I remember thirteen. I remember twenty-six. If it occurred to me then to look ahead to thirty-nine, I’m pretty sure I thought I’d have everything wrapped up by now and that I would feel well and truly grown. That I would know who I was, instead of just knowing a handful of things that I’m not.

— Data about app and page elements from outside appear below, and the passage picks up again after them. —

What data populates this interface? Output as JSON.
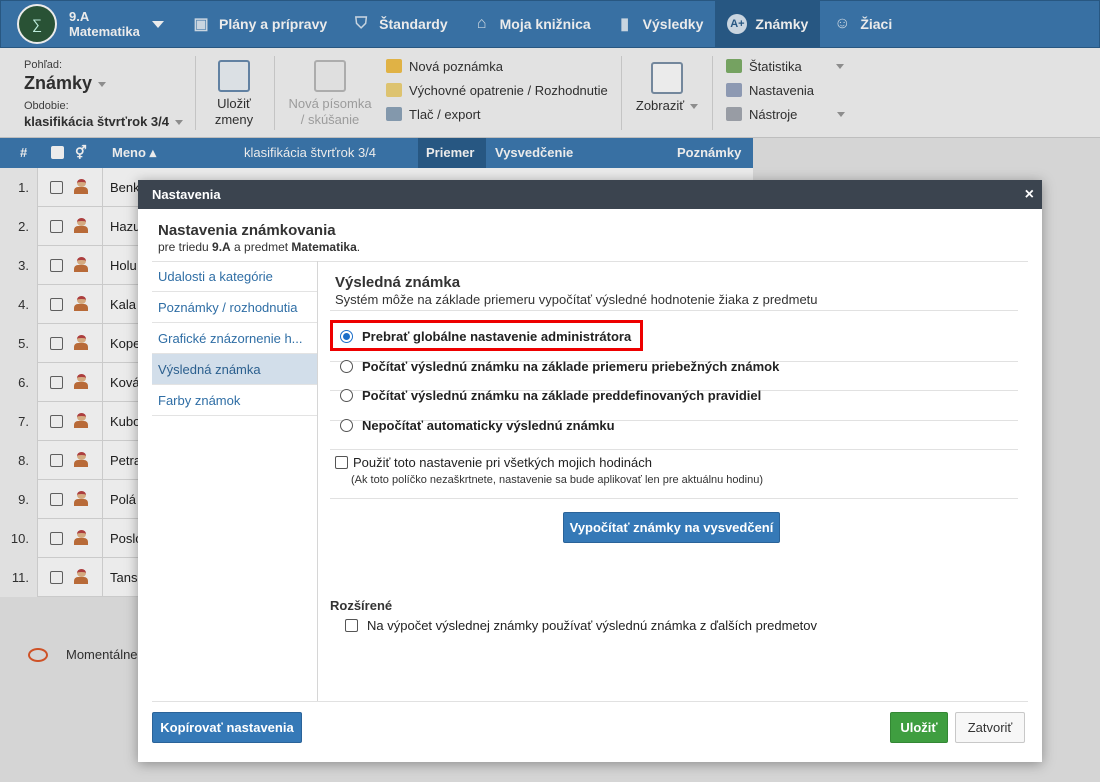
{
  "topnav": {
    "class_name": "9.A",
    "subject": "Matematika",
    "items": [
      {
        "label": "Plány a prípravy",
        "icon": "briefcase-icon"
      },
      {
        "label": "Štandardy",
        "icon": "shield-icon"
      },
      {
        "label": "Moja knižnica",
        "icon": "library-icon"
      },
      {
        "label": "Výsledky",
        "icon": "bar-chart-icon"
      },
      {
        "label": "Známky",
        "icon": "grade-icon"
      },
      {
        "label": "Žiaci",
        "icon": "students-icon"
      }
    ]
  },
  "toolbar": {
    "view_label": "Pohľad:",
    "view_value": "Známky",
    "period_label": "Obdobie:",
    "period_value": "klasifikácia štvrťrok 3/4",
    "save_l1": "Uložiť",
    "save_l2": "zmeny",
    "newtest_l1": "Nová písomka",
    "newtest_l2": "/ skúšanie",
    "new_note": "Nová poznámka",
    "edu_measure": "Výchovné opatrenie / Rozhodnutie",
    "print_export": "Tlač / export",
    "show": "Zobraziť",
    "stats": "Štatistika",
    "settings": "Nastavenia",
    "tools": "Nástroje"
  },
  "grid": {
    "headers": {
      "num": "#",
      "name": "Meno",
      "period": "klasifikácia štvrťrok 3/4",
      "avg": "Priemer",
      "report": "Vysvedčenie",
      "notes": "Poznámky"
    },
    "rows": [
      {
        "n": "1.",
        "name": "Benk"
      },
      {
        "n": "2.",
        "name": "Hazu"
      },
      {
        "n": "3.",
        "name": "Holu"
      },
      {
        "n": "4.",
        "name": "Kala"
      },
      {
        "n": "5.",
        "name": "Kope"
      },
      {
        "n": "6.",
        "name": "Ková"
      },
      {
        "n": "7.",
        "name": "Kubo"
      },
      {
        "n": "8.",
        "name": "Petra"
      },
      {
        "n": "9.",
        "name": "Polá"
      },
      {
        "n": "10.",
        "name": "Poslo"
      },
      {
        "n": "11.",
        "name": "Tans"
      }
    ],
    "moment_text": "Momentálne"
  },
  "modal": {
    "header": "Nastavenia",
    "close": "×",
    "title": "Nastavenia známkovania",
    "sub_pre": "pre triedu ",
    "sub_class": "9.A",
    "sub_mid": " a predmet ",
    "sub_subject": "Matematika",
    "sub_end": ".",
    "sidebar": [
      "Udalosti a kategórie",
      "Poznámky / rozhodnutia",
      "Grafické znázornenie h...",
      "Výsledná známka",
      "Farby známok"
    ],
    "section_title": "Výsledná známka",
    "section_sub": "Systém môže na základe priemeru vypočítať výsledné hodnotenie žiaka z predmetu",
    "options": [
      "Prebrať globálne nastavenie administrátora",
      "Počítať výslednú známku na základe priemeru priebežných známok",
      "Počítať výslednú známku na základe preddefinovaných pravidiel",
      "Nepočítať automaticky výslednú známku"
    ],
    "apply_all": "Použiť toto nastavenie pri všetkých mojich hodinách",
    "apply_note": "(Ak toto políčko nezaškrtnete, nastavenie sa bude aplikovať len pre aktuálnu hodinu)",
    "calc_button": "Vypočítať známky na vysvedčení",
    "advanced": "Rozšírené",
    "advanced_option": "Na výpočet výslednej známky používať výslednú známka z ďalších predmetov",
    "copy_button": "Kopírovať nastavenia",
    "save_button": "Uložiť",
    "close_button": "Zatvoriť"
  }
}
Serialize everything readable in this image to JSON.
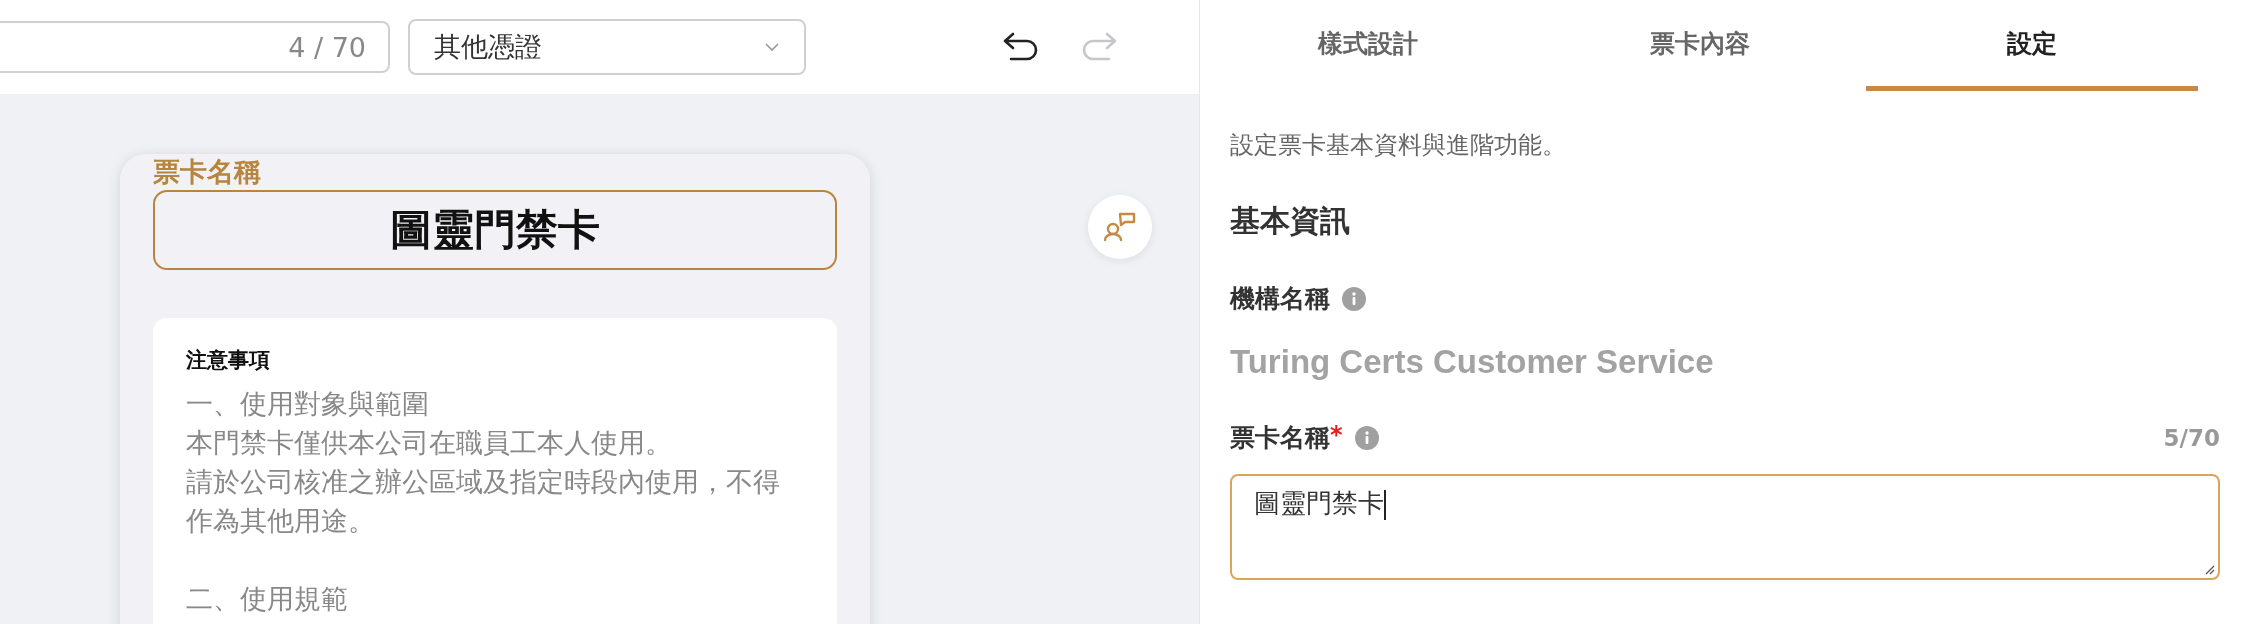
{
  "toolbar": {
    "name_counter": "4 / 70",
    "category_select": {
      "value": "其他憑證"
    },
    "undo": {
      "disabled": false
    },
    "redo": {
      "disabled": true
    }
  },
  "preview": {
    "card_name_label": "票卡名稱",
    "card_title": "圖靈門禁卡",
    "notes": {
      "heading": "注意事項",
      "paragraphs": [
        [
          "一、使用對象與範圍",
          "本門禁卡僅供本公司在職員工本人使用。",
          "請於公司核准之辦公區域及指定時段內使用，不得作為其他用途。"
        ],
        [
          "二、使用規範"
        ]
      ]
    }
  },
  "settings": {
    "tabs": [
      {
        "label": "樣式設計",
        "selected": false
      },
      {
        "label": "票卡內容",
        "selected": false
      },
      {
        "label": "設定",
        "selected": true
      }
    ],
    "description": "設定票卡基本資料與進階功能。",
    "section_title": "基本資訊",
    "fields": [
      {
        "kind": "static",
        "label": "機構名稱",
        "value": "Turing Certs Customer Service"
      },
      {
        "kind": "textarea",
        "label": "票卡名稱",
        "required_mark": "*",
        "counter": "5/70",
        "value": "圖靈門禁卡",
        "focused": true
      }
    ]
  }
}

Birthdays are as weird and arbitrary as can be. These days, they aren’t about me so much as my mother—it was her big day back then, when I was coming into the world while General Hospital was on. (Ruining your plans since Day One, that’s me.) I’m sad to miss out on her telling me my ridiculous birth story every year, I’m sad to spend the day without her singing “Buon Compleanno” to me in her I-will-do-anything-to-make-you-laugh voice. My friends swoop in and remind me how much I am truly loved on a birthday without her. My grandmother calls and lets me cry to her about the pain (my god! the pain) in my shoulder and the dozen things that have gone so expensively wrong already during this moving process. She remembers just enough of the birth story to recount it for me, to laugh at my dad’s devastating comic timing and the way he lightened the mood while everyone else panicked. I haven’t cried to my Grammy in years, but it felt okay to be thirteen upon thirteen upon thirteen and doing it just then, and to believe her when she said that everything would be all right.
My mom didn’t get to keep my dad very long and she was very careful with the treasures he gave her during their time together. In her photo albums, she kept the little florist’s cards from every bouquet he gave her, and there were many bouquets in that short time. (There were not enough; there could never have been enough when you lose your husband young.) I used to read them and trace my fingers over his signature when I was little. So precious. This is something people throw away, some people.
By the end of the day, I had my own bouquet and my own florist’s card, and I do not have thirty-nine figured out, or much of anything else, really. I do know that more ill-equipped people than me have sold houses and survived a pinched nerve (my god! the pain! you think I’m kidding!) and that once upon a time I myself was one of the Together People. I lived that delusion. And now I am okay with the fog of mystery and tiny orange roses and the weight of this year. If I had everything figured out, there’d be nothing to entertain me for the rest of my time here. You can build a lot of life out of knowing a few things that you’re not.